▸ WORK INSTRUCTION: Your output must hold every entry exactly as written and none of the pictures.

▸ ENTRIES SUPPLIED:
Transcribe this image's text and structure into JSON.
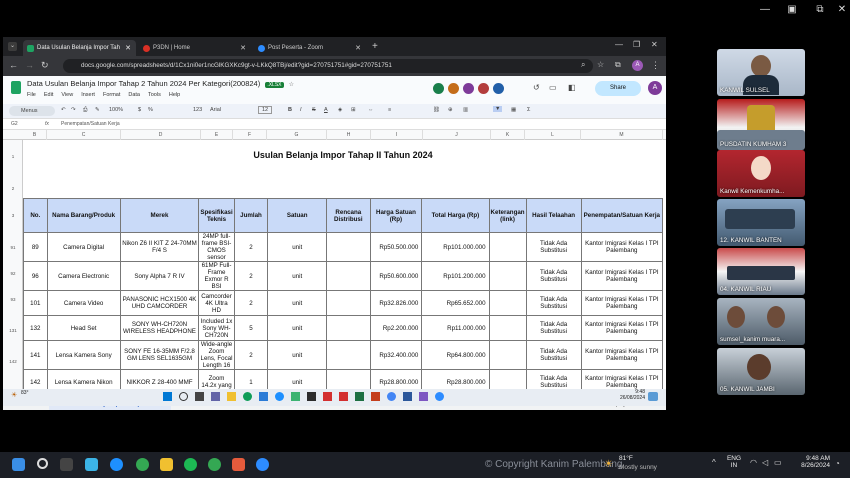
{
  "browser": {
    "tabs": [
      {
        "label": "Data Usulan Belanja Impor Tah",
        "active": true
      },
      {
        "label": "P3DN | Home",
        "active": false
      },
      {
        "label": "Post Peserta - Zoom",
        "active": false
      }
    ],
    "url": "docs.google.com/spreadsheets/d/1Cx1ni0er1ncGlKGXKc9gt-v-LKkQ8TBj/edit?gid=270751751#gid=270751751"
  },
  "sheets": {
    "doc_title": "Data Usulan Belanja Impor Tahap 2 Tahun 2024 Per Kategori(200824)",
    "badge": ".XLSX",
    "menus": [
      "File",
      "Edit",
      "View",
      "Insert",
      "Format",
      "Data",
      "Tools",
      "Help"
    ],
    "share_label": "Share",
    "zoom": "100%",
    "font": "Arial",
    "font_size": "12",
    "cell_ref": "G2",
    "formula": "Penempatan/Satuan Kerja",
    "search": "Menus",
    "columns": [
      "A",
      "B",
      "C",
      "D",
      "E",
      "F",
      "G",
      "H",
      "I",
      "J",
      "K",
      "L",
      "M",
      "N",
      "O"
    ],
    "row_numbers": [
      "1",
      "2",
      "3",
      "91",
      "92",
      "93",
      "131",
      "142",
      "144"
    ],
    "table_title": "Usulan Belanja Impor Tahap II Tahun 2024",
    "headers": [
      "No.",
      "Nama Barang/Produk",
      "Merek",
      "Spesifikasi Teknis",
      "Jumlah",
      "Satuan",
      "Rencana Distribusi",
      "Harga Satuan (Rp)",
      "Total Harga (Rp)",
      "Keterangan (link)",
      "Hasil Telaahan",
      "Penempatan/Satuan Kerja"
    ],
    "rows": [
      [
        "89",
        "Camera Digital",
        "Nikon Z6 II KIT Z 24-70MM F/4 S",
        "24MP full-frame BSI-CMOS sensor",
        "2",
        "unit",
        "",
        "Rp50.500.000",
        "Rp101.000.000",
        "",
        "Tidak Ada Substitusi",
        "Kantor Imigrasi Kelas I TPI Palembang"
      ],
      [
        "96",
        "Camera Electronic",
        "Sony Alpha 7 R IV",
        "61MP Full-Frame Exmor R BSI",
        "2",
        "unit",
        "",
        "Rp50.600.000",
        "Rp101.200.000",
        "",
        "Tidak Ada Substitusi",
        "Kantor Imigrasi Kelas I TPI Palembang"
      ],
      [
        "101",
        "Camera Video",
        "PANASONIC HCX1500 4K UHD CAMCORDER",
        "Camcorder 4K Ultra HD",
        "2",
        "unit",
        "",
        "Rp32.826.000",
        "Rp65.652.000",
        "",
        "Tidak Ada Substitusi",
        "Kantor Imigrasi Kelas I TPI Palembang"
      ],
      [
        "132",
        "Head Set",
        "SONY WH-CH720N WIRELESS HEADPHONE",
        "Included 1x Sony WH-CH720N",
        "5",
        "unit",
        "",
        "Rp2.200.000",
        "Rp11.000.000",
        "",
        "Tidak Ada Substitusi",
        "Kantor Imigrasi Kelas I TPI Palembang"
      ],
      [
        "141",
        "Lensa Kamera Sony",
        "SONY FE 16-35MM F/2.8 GM LENS SEL1635GM",
        "Wide-angle Zoom Lens, Focal Length 16",
        "2",
        "unit",
        "",
        "Rp32.400.000",
        "Rp64.800.000",
        "",
        "Tidak Ada Substitusi",
        "Kantor Imigrasi Kelas I TPI Palembang"
      ],
      [
        "142",
        "Lensa Kamera Nikon",
        "NIKKOR Z 28-400 MMF",
        "Zoom 14.2x yang",
        "1",
        "unit",
        "",
        "Rp28.800.000",
        "Rp28.800.000",
        "",
        "Tidak Ada Substitusi",
        "Kantor Imigrasi Kelas I TPI Palembang"
      ]
    ],
    "sheet_tab": "Data Usulan Belanja Impor Tahap 2 2024",
    "rows_status": "12 of 273 rows displayed"
  },
  "remote_taskbar": {
    "temp": "83°",
    "time": "9:48",
    "date": "26/08/2024"
  },
  "participants": [
    "KANWIL SULSEL",
    "",
    "PUSDATIN KUMHAM 3",
    "Kanwil Kemenkumha...",
    "12. KANWIL BANTEN",
    "04. KANWIL RIAU",
    "sumsel_kanim muara...",
    "05. KANWIL JAMBI"
  ],
  "taskbar": {
    "weather_temp": "81°F",
    "weather_desc": "Mostly sunny",
    "lang1": "ENG",
    "lang2": "IN",
    "time": "9:48 AM",
    "date": "8/26/2024",
    "watermark": "© Copyright Kanim Palembang"
  }
}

▸ ANSWER AREA:
Transcribe this image's text and structure into JSON.
{
  "browser": {
    "tabs": [
      {
        "label": "Data Usulan Belanja Impor Tah",
        "active": true
      },
      {
        "label": "P3DN | Home",
        "active": false
      },
      {
        "label": "Post Peserta - Zoom",
        "active": false
      }
    ],
    "url": "docs.google.com/spreadsheets/d/1Cx1ni0er1ncGlKGXKc9gt-v-LKkQ8TBj/edit?gid=270751751#gid=270751751"
  },
  "sheets": {
    "doc_title": "Data Usulan Belanja Impor Tahap 2 Tahun 2024 Per Kategori(200824)",
    "badge": ".XLSX",
    "menus": [
      "File",
      "Edit",
      "View",
      "Insert",
      "Format",
      "Data",
      "Tools",
      "Help"
    ],
    "share_label": "Share",
    "zoom": "100%",
    "font": "Arial",
    "font_size": "12",
    "cell_ref": "G2",
    "formula": "Penempatan/Satuan Kerja",
    "search": "Menus",
    "columns": [
      "A",
      "B",
      "C",
      "D",
      "E",
      "F",
      "G",
      "H",
      "I",
      "J",
      "K",
      "L",
      "M",
      "N",
      "O"
    ],
    "row_numbers": [
      "1",
      "2",
      "3",
      "91",
      "92",
      "93",
      "131",
      "142",
      "144"
    ],
    "table_title": "Usulan Belanja Impor Tahap II Tahun 2024",
    "headers": [
      "No.",
      "Nama Barang/Produk",
      "Merek",
      "Spesifikasi Teknis",
      "Jumlah",
      "Satuan",
      "Rencana Distribusi",
      "Harga Satuan (Rp)",
      "Total Harga (Rp)",
      "Keterangan (link)",
      "Hasil Telaahan",
      "Penempatan/Satuan Kerja"
    ],
    "rows": [
      [
        "89",
        "Camera Digital",
        "Nikon Z6 II KIT Z 24-70MM F/4 S",
        "24MP full-frame BSI-CMOS sensor",
        "2",
        "unit",
        "",
        "Rp50.500.000",
        "Rp101.000.000",
        "",
        "Tidak Ada Substitusi",
        "Kantor Imigrasi Kelas I TPI Palembang"
      ],
      [
        "96",
        "Camera Electronic",
        "Sony Alpha 7 R IV",
        "61MP Full-Frame Exmor R BSI",
        "2",
        "unit",
        "",
        "Rp50.600.000",
        "Rp101.200.000",
        "",
        "Tidak Ada Substitusi",
        "Kantor Imigrasi Kelas I TPI Palembang"
      ],
      [
        "101",
        "Camera Video",
        "PANASONIC HCX1500 4K UHD CAMCORDER",
        "Camcorder 4K Ultra HD",
        "2",
        "unit",
        "",
        "Rp32.826.000",
        "Rp65.652.000",
        "",
        "Tidak Ada Substitusi",
        "Kantor Imigrasi Kelas I TPI Palembang"
      ],
      [
        "132",
        "Head Set",
        "SONY WH-CH720N WIRELESS HEADPHONE",
        "Included 1x Sony WH-CH720N",
        "5",
        "unit",
        "",
        "Rp2.200.000",
        "Rp11.000.000",
        "",
        "Tidak Ada Substitusi",
        "Kantor Imigrasi Kelas I TPI Palembang"
      ],
      [
        "141",
        "Lensa Kamera Sony",
        "SONY FE 16-35MM F/2.8 GM LENS SEL1635GM",
        "Wide-angle Zoom Lens, Focal Length 16",
        "2",
        "unit",
        "",
        "Rp32.400.000",
        "Rp64.800.000",
        "",
        "Tidak Ada Substitusi",
        "Kantor Imigrasi Kelas I TPI Palembang"
      ],
      [
        "142",
        "Lensa Kamera Nikon",
        "NIKKOR Z 28-400 MMF",
        "Zoom 14.2x yang",
        "1",
        "unit",
        "",
        "Rp28.800.000",
        "Rp28.800.000",
        "",
        "Tidak Ada Substitusi",
        "Kantor Imigrasi Kelas I TPI Palembang"
      ]
    ],
    "sheet_tab": "Data Usulan Belanja Impor Tahap 2 2024",
    "rows_status": "12 of 273 rows displayed"
  },
  "remote_taskbar": {
    "temp": "83°",
    "time": "9:48",
    "date": "26/08/2024"
  },
  "participants": [
    "KANWIL SULSEL",
    "",
    "PUSDATIN KUMHAM 3",
    "Kanwil Kemenkumha...",
    "12. KANWIL BANTEN",
    "04. KANWIL RIAU",
    "sumsel_kanim muara...",
    "05. KANWIL JAMBI"
  ],
  "taskbar": {
    "weather_temp": "81°F",
    "weather_desc": "Mostly sunny",
    "lang1": "ENG",
    "lang2": "IN",
    "time": "9:48 AM",
    "date": "8/26/2024",
    "watermark": "© Copyright Kanim Palembang"
  }
}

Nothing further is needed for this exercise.